The number of drivers who receive use their mobile phone to text or check social networking sites while behind the wheel increased over the last year, research has revealed.
According to a survey by Halfords, there was a 25% increase in the number of motorists who admitted to checking texts while driving.
The number of motorists who log on to sites like Facebook and Twitter while on the road doubled as well, the survey found.
The survey points towards the growing trend among drivers to use a hand-held phone while driving, fuelled by the increasing popularity of smart phones and touchscreen technology.
Around two in five (41%) people confessed to receiving and making calls while driving.
Using hand-held drives while driving not only puts the lives of drivers and others on the road at risk, it could also lead to higher car insurance premiums as a result of frequent crashes.
Tougher laws on the use of hand-held phones - under which drivers could be charged a £60 fine and handed three penalty points on their licence if caught - were introduced four years ago, but they are being largely ignored, the survey suggested.
Halfords In-Car Technology Expert Nik Dix said: "Smart phones are making it possible for more information to be received and shared on the go and some drivers are misusing this facility, putting themselves and other road users in danger.

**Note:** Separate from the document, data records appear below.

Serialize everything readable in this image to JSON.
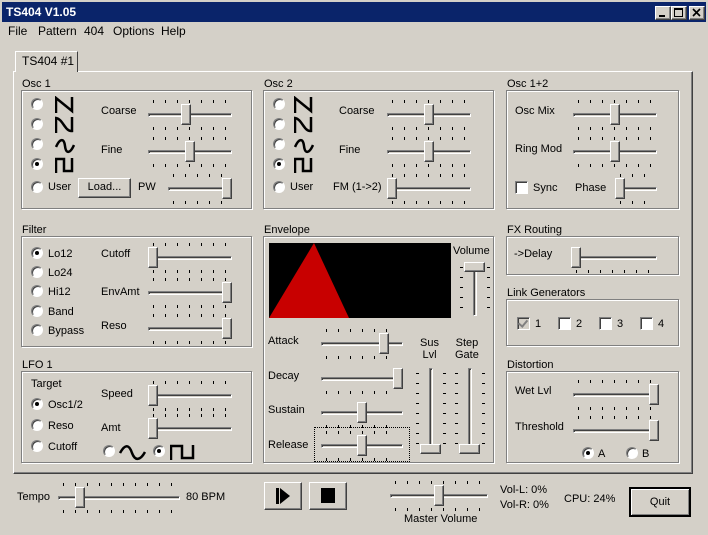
{
  "window": {
    "title": "TS404 V1.05"
  },
  "menu": [
    "File",
    "Pattern",
    "404",
    "Options",
    "Help"
  ],
  "tab": {
    "label": "TS404 #1"
  },
  "osc1": {
    "title": "Osc 1",
    "user": "User",
    "load": "Load...",
    "coarse": "Coarse",
    "fine": "Fine",
    "pw": "PW",
    "waveform": "square",
    "coarse_value": 0.45,
    "fine_value": 0.5,
    "pw_value": 1.0
  },
  "osc2": {
    "title": "Osc 2",
    "user": "User",
    "coarse": "Coarse",
    "fine": "Fine",
    "fm": "FM (1->2)",
    "waveform": "square",
    "coarse_value": 0.5,
    "fine_value": 0.5,
    "fm_value": 0.0
  },
  "osc12": {
    "title": "Osc 1+2",
    "mix": "Osc Mix",
    "ring": "Ring Mod",
    "sync": "Sync",
    "phase": "Phase",
    "mix_value": 0.5,
    "ring_value": 0.5,
    "phase_value": 0.0,
    "sync_checked": false
  },
  "filter": {
    "title": "Filter",
    "types": [
      "Lo12",
      "Lo24",
      "Hi12",
      "Band",
      "Bypass"
    ],
    "selected": "Lo12",
    "cutoff": "Cutoff",
    "envamt": "EnvAmt",
    "reso": "Reso",
    "cutoff_value": 0.0,
    "envamt_value": 1.0,
    "reso_value": 1.0
  },
  "envelope": {
    "title": "Envelope",
    "volume": "Volume",
    "attack": "Attack",
    "decay": "Decay",
    "sustain": "Sustain",
    "release": "Release",
    "sus_lvl": "Sus\nLvl",
    "step_gate": "Step\nGate",
    "volume_value": 1.0,
    "attack_value": 0.8,
    "decay_value": 1.0,
    "sustain_value": 0.5,
    "release_value": 0.5,
    "sus_lvl_value": 0.0,
    "step_gate_value": 0.0,
    "shape_color": "#c80000"
  },
  "lfo": {
    "title": "LFO 1",
    "target": "Target",
    "targets": [
      "Osc1/2",
      "Reso",
      "Cutoff"
    ],
    "selected": "Osc1/2",
    "speed": "Speed",
    "amt": "Amt",
    "waveform": "square",
    "speed_value": 0.0,
    "amt_value": 0.0
  },
  "fx": {
    "title": "FX Routing",
    "delay": "->Delay",
    "delay_value": 0.0
  },
  "link": {
    "title": "Link Generators",
    "items": [
      "1",
      "2",
      "3",
      "4"
    ],
    "checked": [
      "1"
    ]
  },
  "distortion": {
    "title": "Distortion",
    "wet": "Wet Lvl",
    "threshold": "Threshold",
    "a": "A",
    "b": "B",
    "mode": "A",
    "wet_value": 1.0,
    "threshold_value": 1.0
  },
  "bottom": {
    "tempo": "Tempo",
    "bpm": "80 BPM",
    "tempo_value": 0.15,
    "master": "Master Volume",
    "master_value": 0.5,
    "voll": "Vol-L: 0%",
    "volr": "Vol-R: 0%",
    "cpu": "CPU: 24%",
    "quit": "Quit"
  }
}
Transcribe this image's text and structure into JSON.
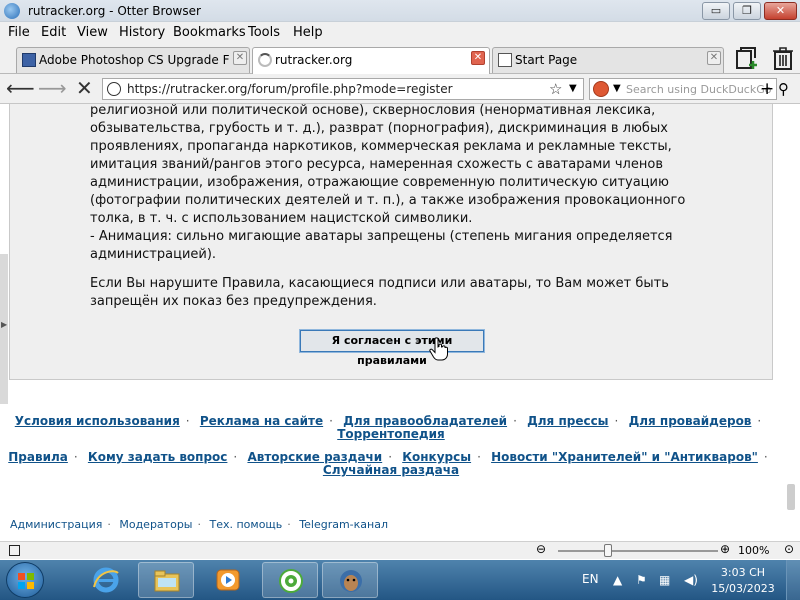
{
  "window": {
    "title": "rutracker.org - Otter Browser",
    "minimize_glyph": "▭",
    "maximize_glyph": "❐",
    "close_glyph": "✕"
  },
  "menu": [
    "File",
    "Edit",
    "View",
    "History",
    "Bookmarks",
    "Tools",
    "Help"
  ],
  "tabs": [
    {
      "label": "Adobe Photoshop CS Upgrade For Wi...",
      "icon": "photoshop-icon",
      "active": false
    },
    {
      "label": "rutracker.org",
      "icon": "loading-spinner-icon",
      "active": true
    },
    {
      "label": "Start Page",
      "icon": "page-icon",
      "active": false
    }
  ],
  "tab_close_glyph": "✕",
  "navigation": {
    "back_glyph": "⟵",
    "forward_glyph": "⟶",
    "stop_glyph": "✕",
    "url": "https://rutracker.org/forum/profile.php?mode=register",
    "bookmark_glyph": "☆",
    "dropdown_glyph": "▼",
    "search_placeholder": "Search using DuckDuckGo",
    "search_add_glyph": "+",
    "search_glyph": "⚲"
  },
  "page": {
    "rules_lines": [
      "религиозной или политической основе), сквернословия (ненормативная лексика,",
      "обзывательства, грубость и т. д.), разврат (порнография), дискриминация в любых",
      "проявлениях, пропаганда наркотиков, коммерческая реклама и рекламные тексты,",
      "имитация званий/рангов этого ресурса, намеренная схожесть с аватарами членов",
      "администрации, изображения, отражающие современную политическую ситуацию",
      "(фотографии политических деятелей и т. п.), а также изображения провокационного",
      "толка, в т. ч. с использованием нацистской символики.",
      "- Анимация: сильно мигающие аватары запрещены (степень мигания определяется",
      "администрацией)."
    ],
    "warning_lines": [
      "Если Вы нарушите Правила, касающиеся подписи или аватары, то Вам может быть",
      "запрещён их показ без предупреждения."
    ],
    "agree_button": "Я согласен с этими правилами",
    "footer_row1": [
      "Условия использования",
      "Реклама на сайте",
      "Для правообладателей",
      "Для прессы",
      "Для провайдеров"
    ],
    "footer_row1b": "Торрентопедия",
    "footer_row2": [
      "Правила",
      "Кому задать вопрос",
      "Авторские раздачи",
      "Конкурсы",
      "Новости \"Хранителей\" и \"Антикваров\""
    ],
    "footer_row2b": "Случайная раздача",
    "footer_small": [
      "Администрация",
      "Модераторы",
      "Тех. помощь",
      "Telegram-канал"
    ],
    "separator": "·"
  },
  "statusbar": {
    "zoom_out_glyph": "⊖",
    "zoom_in_glyph": "⊕",
    "zoom_level": 100
  },
  "taskbar": {
    "apps": [
      "internet-explorer-icon",
      "file-explorer-icon",
      "media-player-icon",
      "coccoc-browser-icon",
      "otter-browser-icon"
    ],
    "language": "EN",
    "time": "3:03 CH",
    "date": "15/03/2023"
  }
}
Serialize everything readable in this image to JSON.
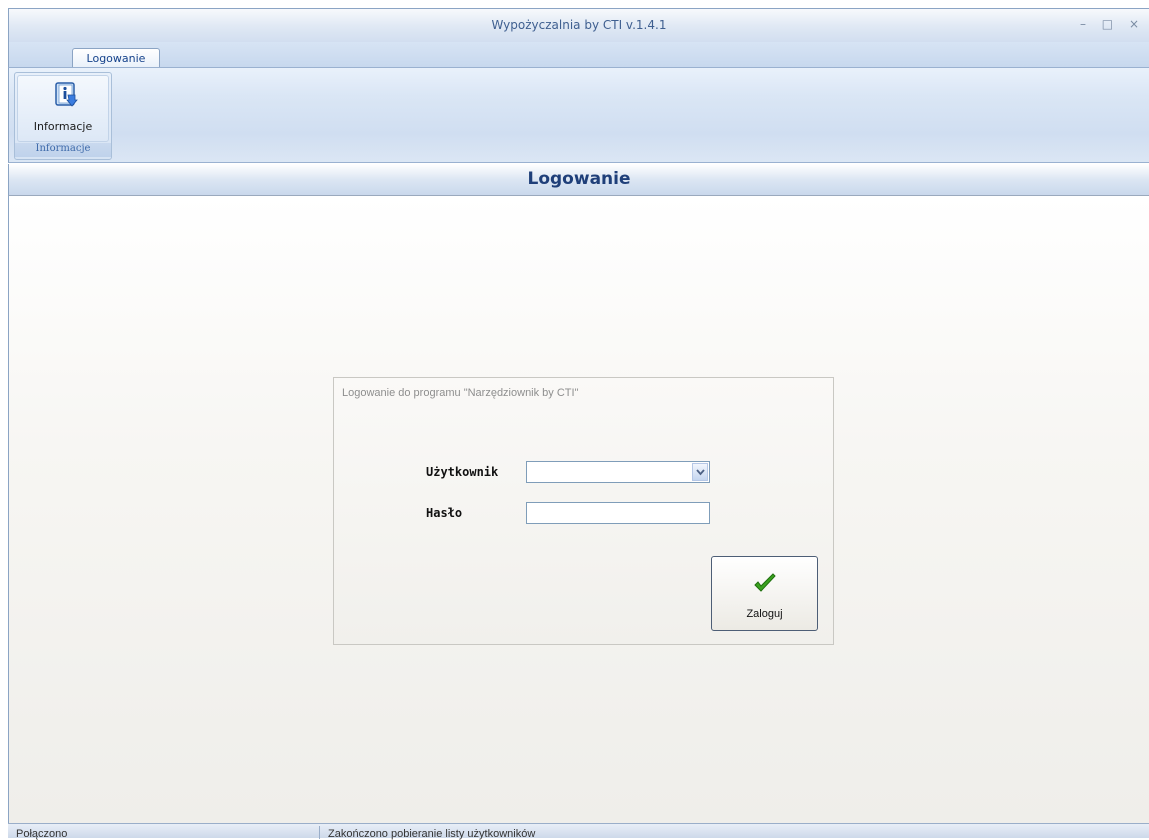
{
  "window": {
    "title": "Wypożyczalnia by CTI v.1.4.1",
    "controls": {
      "minimize": "–",
      "maximize": "□",
      "close": "×"
    }
  },
  "tabs": [
    {
      "label": "Logowanie",
      "active": true
    }
  ],
  "ribbon": {
    "groups": [
      {
        "label": "Informacje",
        "buttons": [
          {
            "label": "Informacje",
            "icon": "info-book-icon"
          }
        ]
      }
    ]
  },
  "page": {
    "title": "Logowanie"
  },
  "login": {
    "caption": "Logowanie do programu \"Narzędziownik by CTI\"",
    "user_label": "Użytkownik",
    "user_value": "",
    "password_label": "Hasło",
    "password_value": "",
    "submit_label": "Zaloguj",
    "submit_icon": "green-check-icon"
  },
  "statusbar": {
    "connection": "Połączono",
    "message": "Zakończono pobieranie listy użytkowników"
  },
  "colors": {
    "accent_text": "#1f3f79",
    "ribbon_bg": "#d0def1",
    "check_green": "#3aa21f"
  }
}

"The only way to use a mobile phone legally and drive with due care and attention is to install a hands-free devise in your car."
© Press Association 2011